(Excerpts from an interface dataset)

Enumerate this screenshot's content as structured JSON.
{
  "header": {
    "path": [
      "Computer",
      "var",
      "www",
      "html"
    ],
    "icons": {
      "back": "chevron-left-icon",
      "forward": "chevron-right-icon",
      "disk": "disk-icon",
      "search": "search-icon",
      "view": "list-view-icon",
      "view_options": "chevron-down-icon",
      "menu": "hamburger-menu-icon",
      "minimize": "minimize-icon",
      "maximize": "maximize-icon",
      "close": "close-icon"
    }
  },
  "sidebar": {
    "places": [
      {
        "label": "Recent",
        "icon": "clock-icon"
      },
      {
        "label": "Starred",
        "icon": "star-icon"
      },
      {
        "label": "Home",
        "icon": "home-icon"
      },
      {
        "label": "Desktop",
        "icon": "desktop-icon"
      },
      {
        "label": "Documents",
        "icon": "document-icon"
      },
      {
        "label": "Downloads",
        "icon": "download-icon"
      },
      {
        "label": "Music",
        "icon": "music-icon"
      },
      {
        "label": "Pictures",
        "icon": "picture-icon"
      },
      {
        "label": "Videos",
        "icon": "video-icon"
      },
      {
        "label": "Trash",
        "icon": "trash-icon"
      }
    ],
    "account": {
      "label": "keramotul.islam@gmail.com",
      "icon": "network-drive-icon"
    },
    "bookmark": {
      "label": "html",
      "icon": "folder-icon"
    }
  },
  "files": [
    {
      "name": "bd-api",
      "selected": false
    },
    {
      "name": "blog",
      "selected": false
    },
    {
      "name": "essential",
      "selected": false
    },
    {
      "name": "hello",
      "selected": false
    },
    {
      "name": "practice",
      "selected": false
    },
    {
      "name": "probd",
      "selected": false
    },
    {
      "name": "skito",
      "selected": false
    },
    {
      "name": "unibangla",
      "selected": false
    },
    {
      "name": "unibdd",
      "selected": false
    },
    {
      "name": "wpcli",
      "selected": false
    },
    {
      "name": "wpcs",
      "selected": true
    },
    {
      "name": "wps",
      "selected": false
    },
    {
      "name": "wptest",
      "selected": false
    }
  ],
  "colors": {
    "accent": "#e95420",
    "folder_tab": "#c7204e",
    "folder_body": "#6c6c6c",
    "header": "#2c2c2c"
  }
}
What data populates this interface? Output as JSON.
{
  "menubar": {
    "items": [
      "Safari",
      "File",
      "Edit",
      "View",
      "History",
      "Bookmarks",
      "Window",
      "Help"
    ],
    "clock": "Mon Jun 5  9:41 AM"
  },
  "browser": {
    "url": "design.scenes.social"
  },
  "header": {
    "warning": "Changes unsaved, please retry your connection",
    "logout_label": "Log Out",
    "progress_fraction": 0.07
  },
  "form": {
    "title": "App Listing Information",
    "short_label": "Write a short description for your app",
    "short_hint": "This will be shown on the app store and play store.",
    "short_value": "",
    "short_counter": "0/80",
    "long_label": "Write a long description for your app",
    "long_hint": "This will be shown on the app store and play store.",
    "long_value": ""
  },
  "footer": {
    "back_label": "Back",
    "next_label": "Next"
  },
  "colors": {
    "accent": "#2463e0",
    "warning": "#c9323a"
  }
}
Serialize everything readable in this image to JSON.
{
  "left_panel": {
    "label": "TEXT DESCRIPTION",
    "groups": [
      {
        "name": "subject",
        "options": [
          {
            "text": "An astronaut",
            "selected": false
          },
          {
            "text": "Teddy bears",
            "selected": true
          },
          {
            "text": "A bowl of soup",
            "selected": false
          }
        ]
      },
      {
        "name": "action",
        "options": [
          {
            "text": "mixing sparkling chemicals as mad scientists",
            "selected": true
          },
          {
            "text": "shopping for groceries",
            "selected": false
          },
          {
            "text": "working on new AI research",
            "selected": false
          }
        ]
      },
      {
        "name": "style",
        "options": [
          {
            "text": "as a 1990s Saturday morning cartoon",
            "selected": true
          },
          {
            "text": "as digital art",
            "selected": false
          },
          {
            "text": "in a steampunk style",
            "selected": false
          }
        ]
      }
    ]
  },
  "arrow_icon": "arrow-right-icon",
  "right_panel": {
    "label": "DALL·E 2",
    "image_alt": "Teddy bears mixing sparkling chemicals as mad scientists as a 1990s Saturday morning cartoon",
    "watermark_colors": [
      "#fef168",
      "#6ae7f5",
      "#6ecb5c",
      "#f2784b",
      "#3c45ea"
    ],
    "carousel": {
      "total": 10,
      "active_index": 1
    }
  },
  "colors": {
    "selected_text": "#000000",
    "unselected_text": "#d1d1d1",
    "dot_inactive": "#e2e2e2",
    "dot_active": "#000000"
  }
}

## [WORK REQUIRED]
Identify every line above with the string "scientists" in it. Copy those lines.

## [TASK RESULT]
            "text": "mixing sparkling chemicals as mad scientists",
    "image_alt": "Teddy bears mixing sparkling chemicals as mad scientists as a 1990s Saturday morning cartoon",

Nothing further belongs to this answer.